Indianapolis, Ind. – Plaintiffs Cosco Management, Inc. (“Cosco”) and Dorel Juvenile Group, Inc. (“Dorel”) of Columbus, Ind. along with Ameriwood Industries, Inc. (“Ameriwood”) of Wright City, Mo. filed a patent infringement suit alleging Wing Enterprises, Inc. (“Wing”) and Wing Enterprises, Inc. d/b/a Little Giant Ladders (“Little Giant”) of Springville, Utah have been infringing and continue to infringe certain claims of Patent No. 6,427,805 (the “‘805 Patent”), entitled “Folding step stool,” which has been issued by the U.S. Patent Office.
The plaintiffs assert that the defendants’ Flip-N-Lite step ladder infringes upon various claims of its ‘805 patent. That patent was issued in 2002 and was initially assigned to Cosco.
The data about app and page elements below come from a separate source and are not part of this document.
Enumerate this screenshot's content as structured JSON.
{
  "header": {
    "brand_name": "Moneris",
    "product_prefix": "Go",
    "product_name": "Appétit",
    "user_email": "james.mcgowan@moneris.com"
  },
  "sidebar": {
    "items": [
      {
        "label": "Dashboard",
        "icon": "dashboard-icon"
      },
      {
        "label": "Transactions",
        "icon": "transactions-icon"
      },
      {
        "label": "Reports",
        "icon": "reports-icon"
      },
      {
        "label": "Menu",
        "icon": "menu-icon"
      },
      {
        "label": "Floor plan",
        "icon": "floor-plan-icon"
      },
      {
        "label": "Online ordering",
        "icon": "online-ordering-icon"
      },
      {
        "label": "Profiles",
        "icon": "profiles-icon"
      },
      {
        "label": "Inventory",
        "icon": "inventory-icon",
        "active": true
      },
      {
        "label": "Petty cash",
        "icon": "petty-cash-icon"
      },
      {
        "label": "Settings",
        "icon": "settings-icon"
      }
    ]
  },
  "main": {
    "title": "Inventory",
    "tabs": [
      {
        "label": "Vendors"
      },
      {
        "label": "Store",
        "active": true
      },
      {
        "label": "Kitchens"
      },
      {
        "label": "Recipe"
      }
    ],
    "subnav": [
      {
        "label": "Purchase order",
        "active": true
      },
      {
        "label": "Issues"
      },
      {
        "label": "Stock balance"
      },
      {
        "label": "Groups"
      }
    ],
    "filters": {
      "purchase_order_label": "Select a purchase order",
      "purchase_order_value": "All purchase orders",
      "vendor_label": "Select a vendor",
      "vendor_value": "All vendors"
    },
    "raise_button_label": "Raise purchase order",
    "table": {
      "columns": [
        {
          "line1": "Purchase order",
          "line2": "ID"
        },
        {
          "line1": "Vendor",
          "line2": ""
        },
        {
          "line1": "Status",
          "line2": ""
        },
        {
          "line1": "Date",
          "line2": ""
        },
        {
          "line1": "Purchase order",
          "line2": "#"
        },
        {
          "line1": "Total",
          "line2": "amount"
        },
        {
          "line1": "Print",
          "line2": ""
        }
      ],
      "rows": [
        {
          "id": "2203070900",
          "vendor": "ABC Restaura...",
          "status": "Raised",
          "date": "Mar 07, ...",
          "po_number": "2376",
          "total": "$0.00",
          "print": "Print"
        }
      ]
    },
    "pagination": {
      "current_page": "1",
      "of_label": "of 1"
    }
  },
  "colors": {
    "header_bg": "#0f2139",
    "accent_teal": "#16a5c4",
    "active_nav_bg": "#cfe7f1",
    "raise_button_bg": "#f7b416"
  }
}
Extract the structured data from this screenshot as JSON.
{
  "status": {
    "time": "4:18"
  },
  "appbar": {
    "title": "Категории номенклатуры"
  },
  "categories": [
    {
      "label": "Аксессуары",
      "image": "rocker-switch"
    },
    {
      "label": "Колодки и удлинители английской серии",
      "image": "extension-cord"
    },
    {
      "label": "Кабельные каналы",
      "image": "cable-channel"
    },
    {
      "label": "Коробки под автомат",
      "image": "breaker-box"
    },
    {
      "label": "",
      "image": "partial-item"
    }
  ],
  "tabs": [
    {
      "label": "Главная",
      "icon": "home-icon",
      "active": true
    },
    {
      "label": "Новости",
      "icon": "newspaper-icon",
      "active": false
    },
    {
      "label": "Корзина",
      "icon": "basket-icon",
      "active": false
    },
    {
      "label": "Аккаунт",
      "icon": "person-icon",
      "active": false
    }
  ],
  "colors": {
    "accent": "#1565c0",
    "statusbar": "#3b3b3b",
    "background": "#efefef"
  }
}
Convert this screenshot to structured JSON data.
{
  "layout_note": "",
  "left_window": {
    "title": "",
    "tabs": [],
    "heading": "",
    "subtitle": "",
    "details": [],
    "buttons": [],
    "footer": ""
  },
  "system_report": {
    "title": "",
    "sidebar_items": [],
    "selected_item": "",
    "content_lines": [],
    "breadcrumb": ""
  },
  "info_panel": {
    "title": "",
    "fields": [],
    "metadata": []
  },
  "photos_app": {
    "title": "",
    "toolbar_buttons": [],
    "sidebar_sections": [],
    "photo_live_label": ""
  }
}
Cosco licensed the patent exclusively to Dorel which, in turn, assigned those exclusive rights to Ameriwood.
Plaintiffs state that both Wing and Little Giant, by their allegedly infringing activities, have caused Cosco, Dorel and Ameriwood irreparable harm for which there is no adequate remedy at law. Plaintiffs assert that this conduct has been willful.
Plaintiffs ask for a permanent injunction against activity found to infringe the ‘805 patent, an order directing the destruction of all equipment used in the alleged infringement, damages up to triple the amount of the actual damages, costs and reasonable attorneys’ fees.
Practice Tip: It is unclear why Wing Enterprises, Inc. is listed as a defendant twice – once as Wing Enterprises, Inc. and again as Little Giant Ladders, an assumed business name. Various jurisdictions have held that it is acceptable to sue under an assumed name. For example, under Texas case law, one can sue an individual under his real or assumed name if he has filed an assumed name certificate and conducts business under that assumed name. See Employees Loan Co. v. Templeton, 109 S.W.2d 774, 778 (Tex. Civ. App. 1937). However, listing one party twice, whether as a plaintiff or a defendant, is traditionally viewed as unnecessarily duplicative.